■ **WHAT YOU ARE ASKED TO DO**
Look for the string "Google" in the data below, and copy each line that holds it.

■ **MATERIAL FOR THE TASK**
********************

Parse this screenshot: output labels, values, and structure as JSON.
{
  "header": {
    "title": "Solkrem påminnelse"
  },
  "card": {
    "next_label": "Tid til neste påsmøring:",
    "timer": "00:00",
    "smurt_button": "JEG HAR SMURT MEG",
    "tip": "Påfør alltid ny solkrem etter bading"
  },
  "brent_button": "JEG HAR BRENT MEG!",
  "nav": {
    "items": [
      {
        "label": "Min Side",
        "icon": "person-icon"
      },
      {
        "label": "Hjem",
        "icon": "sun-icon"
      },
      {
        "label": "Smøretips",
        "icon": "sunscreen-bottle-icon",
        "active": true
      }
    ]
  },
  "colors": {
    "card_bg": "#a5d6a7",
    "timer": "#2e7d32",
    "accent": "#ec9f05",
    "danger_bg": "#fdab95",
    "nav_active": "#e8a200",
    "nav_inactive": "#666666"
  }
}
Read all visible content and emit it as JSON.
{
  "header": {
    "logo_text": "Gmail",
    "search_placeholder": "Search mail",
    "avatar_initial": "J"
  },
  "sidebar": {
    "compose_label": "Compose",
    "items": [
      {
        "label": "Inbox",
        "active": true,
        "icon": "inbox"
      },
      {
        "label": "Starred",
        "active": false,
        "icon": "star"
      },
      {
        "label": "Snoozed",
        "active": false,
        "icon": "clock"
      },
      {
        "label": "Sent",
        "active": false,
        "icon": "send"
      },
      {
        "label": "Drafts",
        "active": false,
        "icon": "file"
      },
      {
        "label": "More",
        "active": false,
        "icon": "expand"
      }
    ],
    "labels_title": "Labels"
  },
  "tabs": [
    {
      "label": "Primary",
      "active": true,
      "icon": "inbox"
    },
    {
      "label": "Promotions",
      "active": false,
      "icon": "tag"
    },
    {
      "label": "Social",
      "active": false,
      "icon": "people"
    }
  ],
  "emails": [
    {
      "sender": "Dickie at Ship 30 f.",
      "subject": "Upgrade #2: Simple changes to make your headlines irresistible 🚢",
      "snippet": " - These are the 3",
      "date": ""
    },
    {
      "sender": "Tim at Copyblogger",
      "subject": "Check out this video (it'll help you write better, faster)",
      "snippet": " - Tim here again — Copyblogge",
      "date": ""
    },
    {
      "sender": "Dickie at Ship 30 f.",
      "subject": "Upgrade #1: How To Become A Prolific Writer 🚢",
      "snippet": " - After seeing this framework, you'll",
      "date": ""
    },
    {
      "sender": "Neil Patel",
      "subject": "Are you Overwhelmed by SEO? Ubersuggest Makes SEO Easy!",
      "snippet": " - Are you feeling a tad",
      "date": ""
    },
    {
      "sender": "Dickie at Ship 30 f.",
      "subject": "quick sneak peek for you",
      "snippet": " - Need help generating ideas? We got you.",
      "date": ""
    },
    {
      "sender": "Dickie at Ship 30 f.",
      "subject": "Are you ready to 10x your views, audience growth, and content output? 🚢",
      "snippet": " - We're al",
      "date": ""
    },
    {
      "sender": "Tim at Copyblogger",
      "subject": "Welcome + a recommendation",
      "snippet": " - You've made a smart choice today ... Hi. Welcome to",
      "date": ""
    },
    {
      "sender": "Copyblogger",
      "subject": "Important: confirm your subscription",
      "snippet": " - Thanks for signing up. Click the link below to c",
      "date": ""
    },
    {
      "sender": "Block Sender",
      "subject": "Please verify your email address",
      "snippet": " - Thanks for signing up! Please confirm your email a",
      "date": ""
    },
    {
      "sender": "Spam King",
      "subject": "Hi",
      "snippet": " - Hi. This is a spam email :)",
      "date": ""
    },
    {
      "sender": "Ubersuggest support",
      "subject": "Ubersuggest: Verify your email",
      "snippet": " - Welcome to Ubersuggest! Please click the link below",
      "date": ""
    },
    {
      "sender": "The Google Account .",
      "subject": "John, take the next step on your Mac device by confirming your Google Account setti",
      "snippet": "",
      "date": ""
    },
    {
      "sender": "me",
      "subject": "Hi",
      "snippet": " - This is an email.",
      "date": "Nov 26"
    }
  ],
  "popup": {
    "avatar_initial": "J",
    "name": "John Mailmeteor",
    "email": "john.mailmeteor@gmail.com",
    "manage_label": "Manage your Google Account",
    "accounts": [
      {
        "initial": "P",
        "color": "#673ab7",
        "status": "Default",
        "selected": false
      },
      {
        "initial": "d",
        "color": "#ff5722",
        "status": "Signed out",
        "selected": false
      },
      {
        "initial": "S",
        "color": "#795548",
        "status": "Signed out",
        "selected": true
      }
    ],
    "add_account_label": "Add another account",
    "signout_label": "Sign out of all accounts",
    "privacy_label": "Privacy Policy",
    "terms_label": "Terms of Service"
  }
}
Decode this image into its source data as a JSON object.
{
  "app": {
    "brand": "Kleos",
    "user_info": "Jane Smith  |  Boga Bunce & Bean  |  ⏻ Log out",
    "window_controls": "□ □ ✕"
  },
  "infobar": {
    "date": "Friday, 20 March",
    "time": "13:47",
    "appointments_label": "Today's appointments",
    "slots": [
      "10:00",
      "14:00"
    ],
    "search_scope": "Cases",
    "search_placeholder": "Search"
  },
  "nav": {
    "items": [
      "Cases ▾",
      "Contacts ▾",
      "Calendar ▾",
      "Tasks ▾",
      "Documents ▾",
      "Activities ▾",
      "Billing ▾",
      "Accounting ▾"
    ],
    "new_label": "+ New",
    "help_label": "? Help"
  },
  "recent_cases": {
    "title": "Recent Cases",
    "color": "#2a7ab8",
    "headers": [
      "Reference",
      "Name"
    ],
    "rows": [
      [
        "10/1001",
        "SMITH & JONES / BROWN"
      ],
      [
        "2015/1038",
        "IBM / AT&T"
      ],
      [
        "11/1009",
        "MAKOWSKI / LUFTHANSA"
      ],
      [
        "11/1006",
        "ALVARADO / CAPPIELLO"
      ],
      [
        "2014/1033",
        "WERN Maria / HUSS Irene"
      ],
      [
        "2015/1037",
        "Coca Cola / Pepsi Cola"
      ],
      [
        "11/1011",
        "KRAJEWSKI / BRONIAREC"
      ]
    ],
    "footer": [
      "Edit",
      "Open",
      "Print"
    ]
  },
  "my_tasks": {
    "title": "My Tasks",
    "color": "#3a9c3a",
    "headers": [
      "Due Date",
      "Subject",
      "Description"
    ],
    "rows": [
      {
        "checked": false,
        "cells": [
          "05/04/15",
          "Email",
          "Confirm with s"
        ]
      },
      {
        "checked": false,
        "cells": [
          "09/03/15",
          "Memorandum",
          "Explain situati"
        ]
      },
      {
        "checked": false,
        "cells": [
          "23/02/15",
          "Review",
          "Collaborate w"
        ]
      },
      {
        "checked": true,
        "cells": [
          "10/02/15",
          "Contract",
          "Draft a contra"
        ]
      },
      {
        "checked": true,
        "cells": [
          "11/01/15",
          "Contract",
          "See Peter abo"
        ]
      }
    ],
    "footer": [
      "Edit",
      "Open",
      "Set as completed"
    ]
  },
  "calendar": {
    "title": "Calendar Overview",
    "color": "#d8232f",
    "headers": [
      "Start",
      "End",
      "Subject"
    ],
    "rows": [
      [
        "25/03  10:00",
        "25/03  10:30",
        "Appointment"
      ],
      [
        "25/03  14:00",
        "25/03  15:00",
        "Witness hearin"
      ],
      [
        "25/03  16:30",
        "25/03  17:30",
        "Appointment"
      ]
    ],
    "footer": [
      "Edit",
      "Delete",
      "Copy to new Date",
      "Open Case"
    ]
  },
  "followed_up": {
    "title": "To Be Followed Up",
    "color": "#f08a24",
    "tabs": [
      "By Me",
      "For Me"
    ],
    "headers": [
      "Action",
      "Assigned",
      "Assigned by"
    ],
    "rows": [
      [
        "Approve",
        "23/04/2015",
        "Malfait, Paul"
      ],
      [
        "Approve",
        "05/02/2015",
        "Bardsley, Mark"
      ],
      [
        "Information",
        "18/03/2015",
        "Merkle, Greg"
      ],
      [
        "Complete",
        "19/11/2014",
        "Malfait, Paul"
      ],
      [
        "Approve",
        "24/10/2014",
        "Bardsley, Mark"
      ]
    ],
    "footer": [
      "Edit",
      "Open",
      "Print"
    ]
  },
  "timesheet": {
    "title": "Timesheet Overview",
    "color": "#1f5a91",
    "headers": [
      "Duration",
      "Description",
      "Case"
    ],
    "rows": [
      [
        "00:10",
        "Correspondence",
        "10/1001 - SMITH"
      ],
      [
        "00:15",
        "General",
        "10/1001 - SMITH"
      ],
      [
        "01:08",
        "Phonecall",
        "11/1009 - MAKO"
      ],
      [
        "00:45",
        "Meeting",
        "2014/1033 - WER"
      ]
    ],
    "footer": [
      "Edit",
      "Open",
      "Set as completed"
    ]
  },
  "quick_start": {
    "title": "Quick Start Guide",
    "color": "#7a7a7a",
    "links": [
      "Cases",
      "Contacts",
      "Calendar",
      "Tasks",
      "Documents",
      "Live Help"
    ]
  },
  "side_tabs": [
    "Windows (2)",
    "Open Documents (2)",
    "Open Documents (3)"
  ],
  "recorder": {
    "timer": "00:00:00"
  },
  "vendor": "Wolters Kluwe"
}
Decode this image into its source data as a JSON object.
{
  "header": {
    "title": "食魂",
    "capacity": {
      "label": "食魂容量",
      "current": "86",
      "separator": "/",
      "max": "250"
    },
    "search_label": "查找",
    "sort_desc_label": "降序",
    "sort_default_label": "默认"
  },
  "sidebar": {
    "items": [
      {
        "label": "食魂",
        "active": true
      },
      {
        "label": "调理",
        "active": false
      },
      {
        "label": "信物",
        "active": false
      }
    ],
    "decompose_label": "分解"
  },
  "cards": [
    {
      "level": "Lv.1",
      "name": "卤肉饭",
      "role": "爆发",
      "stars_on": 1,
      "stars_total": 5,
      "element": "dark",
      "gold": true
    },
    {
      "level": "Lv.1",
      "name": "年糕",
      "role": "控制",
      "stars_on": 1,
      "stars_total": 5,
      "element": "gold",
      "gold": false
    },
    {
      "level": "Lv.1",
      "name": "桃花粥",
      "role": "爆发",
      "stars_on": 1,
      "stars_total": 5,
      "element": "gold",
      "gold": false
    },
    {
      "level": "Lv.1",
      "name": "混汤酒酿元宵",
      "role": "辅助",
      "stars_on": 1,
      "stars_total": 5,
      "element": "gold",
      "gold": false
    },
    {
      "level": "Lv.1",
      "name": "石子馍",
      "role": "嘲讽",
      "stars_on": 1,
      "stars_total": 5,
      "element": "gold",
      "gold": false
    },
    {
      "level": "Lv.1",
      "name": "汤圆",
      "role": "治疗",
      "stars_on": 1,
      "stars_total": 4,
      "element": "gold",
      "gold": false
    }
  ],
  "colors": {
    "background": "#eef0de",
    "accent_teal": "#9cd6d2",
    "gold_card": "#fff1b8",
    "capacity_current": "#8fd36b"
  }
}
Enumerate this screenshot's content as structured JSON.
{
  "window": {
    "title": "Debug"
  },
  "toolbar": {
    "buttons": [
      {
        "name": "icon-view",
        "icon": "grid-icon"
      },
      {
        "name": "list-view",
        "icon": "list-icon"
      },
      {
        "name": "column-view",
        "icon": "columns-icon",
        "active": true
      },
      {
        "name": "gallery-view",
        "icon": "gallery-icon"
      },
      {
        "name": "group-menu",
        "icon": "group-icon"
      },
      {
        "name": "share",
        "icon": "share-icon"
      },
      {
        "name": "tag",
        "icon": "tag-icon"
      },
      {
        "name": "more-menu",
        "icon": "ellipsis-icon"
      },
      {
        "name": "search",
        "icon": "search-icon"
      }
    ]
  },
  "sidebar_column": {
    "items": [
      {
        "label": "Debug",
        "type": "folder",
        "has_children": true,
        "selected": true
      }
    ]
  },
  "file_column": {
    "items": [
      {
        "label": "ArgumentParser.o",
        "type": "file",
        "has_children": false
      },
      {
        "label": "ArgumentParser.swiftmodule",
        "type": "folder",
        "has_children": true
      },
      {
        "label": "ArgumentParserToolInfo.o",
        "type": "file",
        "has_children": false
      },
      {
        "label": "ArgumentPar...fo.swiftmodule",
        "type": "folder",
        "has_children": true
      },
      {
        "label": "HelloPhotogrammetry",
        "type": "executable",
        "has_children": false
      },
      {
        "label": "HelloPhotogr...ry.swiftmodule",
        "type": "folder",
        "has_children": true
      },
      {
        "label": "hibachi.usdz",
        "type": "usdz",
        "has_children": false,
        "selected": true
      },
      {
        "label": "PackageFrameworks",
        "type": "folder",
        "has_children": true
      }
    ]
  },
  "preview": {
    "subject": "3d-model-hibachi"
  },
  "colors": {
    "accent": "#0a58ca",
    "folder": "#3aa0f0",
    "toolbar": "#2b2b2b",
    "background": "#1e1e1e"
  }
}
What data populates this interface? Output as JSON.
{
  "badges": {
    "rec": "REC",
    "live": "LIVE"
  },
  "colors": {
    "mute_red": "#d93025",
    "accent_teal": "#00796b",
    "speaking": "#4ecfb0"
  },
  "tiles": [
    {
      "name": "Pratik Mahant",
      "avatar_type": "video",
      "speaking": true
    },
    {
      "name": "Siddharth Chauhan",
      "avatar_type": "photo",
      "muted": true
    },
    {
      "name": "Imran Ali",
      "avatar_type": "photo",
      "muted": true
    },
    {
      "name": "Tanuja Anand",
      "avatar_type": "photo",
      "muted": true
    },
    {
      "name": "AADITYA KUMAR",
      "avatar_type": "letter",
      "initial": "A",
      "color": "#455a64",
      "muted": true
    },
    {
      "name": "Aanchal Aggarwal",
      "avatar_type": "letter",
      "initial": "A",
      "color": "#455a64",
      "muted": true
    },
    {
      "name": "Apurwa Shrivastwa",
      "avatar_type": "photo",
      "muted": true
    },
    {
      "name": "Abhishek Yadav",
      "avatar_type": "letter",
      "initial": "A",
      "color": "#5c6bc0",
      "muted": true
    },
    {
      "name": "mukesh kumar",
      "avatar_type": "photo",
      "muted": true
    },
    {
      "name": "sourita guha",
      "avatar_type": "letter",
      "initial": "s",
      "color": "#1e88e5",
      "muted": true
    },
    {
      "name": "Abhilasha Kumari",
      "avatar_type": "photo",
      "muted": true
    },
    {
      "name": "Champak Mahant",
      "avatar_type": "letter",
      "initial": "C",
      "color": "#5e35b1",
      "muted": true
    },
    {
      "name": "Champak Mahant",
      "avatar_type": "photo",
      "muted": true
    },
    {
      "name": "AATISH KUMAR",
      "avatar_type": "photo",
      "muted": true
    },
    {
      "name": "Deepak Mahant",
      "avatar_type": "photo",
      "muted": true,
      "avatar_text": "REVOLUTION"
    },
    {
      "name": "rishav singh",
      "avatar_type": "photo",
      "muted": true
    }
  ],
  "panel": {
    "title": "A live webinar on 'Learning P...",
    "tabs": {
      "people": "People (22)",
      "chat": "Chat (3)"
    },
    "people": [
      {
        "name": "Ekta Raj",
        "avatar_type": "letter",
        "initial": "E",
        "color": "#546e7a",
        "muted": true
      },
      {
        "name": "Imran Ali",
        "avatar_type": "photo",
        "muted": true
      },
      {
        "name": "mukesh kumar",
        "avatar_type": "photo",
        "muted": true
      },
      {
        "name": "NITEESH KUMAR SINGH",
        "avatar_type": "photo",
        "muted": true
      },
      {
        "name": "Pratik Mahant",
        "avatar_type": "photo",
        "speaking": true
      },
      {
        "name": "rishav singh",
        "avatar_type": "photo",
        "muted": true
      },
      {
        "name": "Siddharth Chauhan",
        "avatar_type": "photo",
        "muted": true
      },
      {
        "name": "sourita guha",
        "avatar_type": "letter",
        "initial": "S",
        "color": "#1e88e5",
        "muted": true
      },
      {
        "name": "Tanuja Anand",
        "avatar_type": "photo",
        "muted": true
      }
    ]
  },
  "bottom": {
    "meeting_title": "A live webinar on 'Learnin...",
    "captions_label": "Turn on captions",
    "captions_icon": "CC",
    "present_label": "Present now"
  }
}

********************

■ **TASK ANSWER**
      "sender": "The Google Account .",
      "subject": "John, take the next step on your Mac device by confirming your Google Account setti",
    "manage_label": "Manage your Google Account",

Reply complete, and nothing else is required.